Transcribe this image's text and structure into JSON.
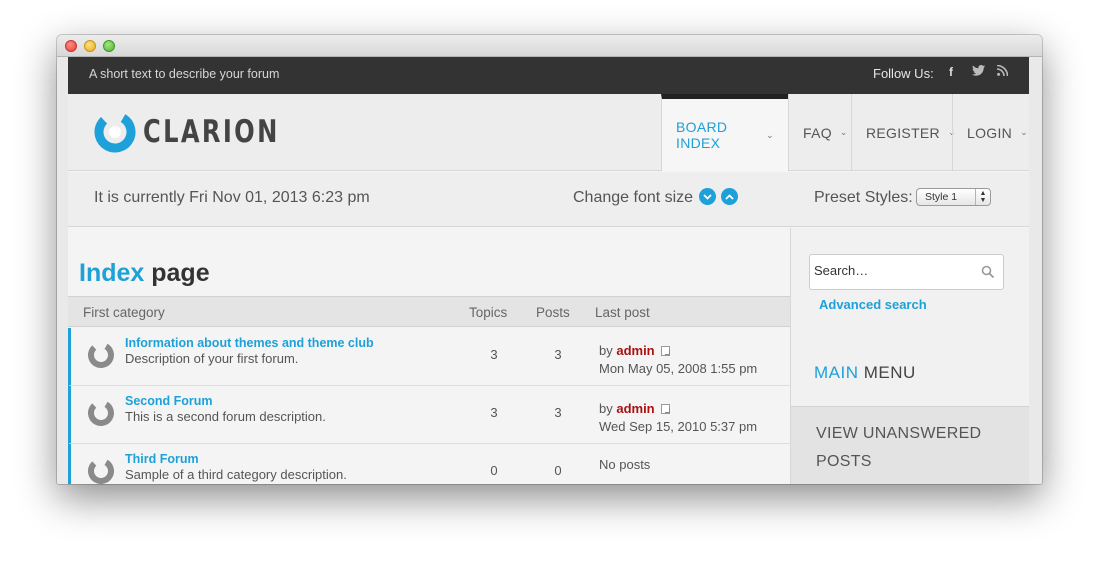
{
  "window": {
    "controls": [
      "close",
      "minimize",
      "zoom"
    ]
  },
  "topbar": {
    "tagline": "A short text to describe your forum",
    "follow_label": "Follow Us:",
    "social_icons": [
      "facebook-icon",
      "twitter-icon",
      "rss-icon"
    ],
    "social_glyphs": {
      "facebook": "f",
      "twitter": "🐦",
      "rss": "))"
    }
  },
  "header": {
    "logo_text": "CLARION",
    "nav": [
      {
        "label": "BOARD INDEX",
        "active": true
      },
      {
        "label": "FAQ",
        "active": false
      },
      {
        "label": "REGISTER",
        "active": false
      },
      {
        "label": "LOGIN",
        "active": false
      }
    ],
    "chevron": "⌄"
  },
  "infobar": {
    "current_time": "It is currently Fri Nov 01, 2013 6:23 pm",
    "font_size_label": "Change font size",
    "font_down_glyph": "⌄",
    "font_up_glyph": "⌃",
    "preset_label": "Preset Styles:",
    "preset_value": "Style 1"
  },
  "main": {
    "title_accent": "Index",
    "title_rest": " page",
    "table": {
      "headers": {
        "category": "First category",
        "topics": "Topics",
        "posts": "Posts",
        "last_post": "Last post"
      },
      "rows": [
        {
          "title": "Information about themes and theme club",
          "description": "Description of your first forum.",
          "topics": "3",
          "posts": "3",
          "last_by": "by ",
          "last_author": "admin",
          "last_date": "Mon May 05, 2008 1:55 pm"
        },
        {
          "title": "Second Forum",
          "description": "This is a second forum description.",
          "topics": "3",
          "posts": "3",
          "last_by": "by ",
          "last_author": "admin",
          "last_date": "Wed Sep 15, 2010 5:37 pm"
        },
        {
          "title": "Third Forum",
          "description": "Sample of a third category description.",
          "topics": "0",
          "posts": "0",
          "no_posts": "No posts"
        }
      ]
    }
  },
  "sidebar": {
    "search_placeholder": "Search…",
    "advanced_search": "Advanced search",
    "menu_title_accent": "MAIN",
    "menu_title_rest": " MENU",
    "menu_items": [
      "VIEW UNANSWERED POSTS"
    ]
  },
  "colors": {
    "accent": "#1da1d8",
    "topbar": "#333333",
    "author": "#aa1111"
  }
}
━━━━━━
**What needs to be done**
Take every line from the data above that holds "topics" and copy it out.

**Answer to the exercise**
        "topics": "Topics",
          "topics": "3",
          "topics": "3",
          "topics": "0",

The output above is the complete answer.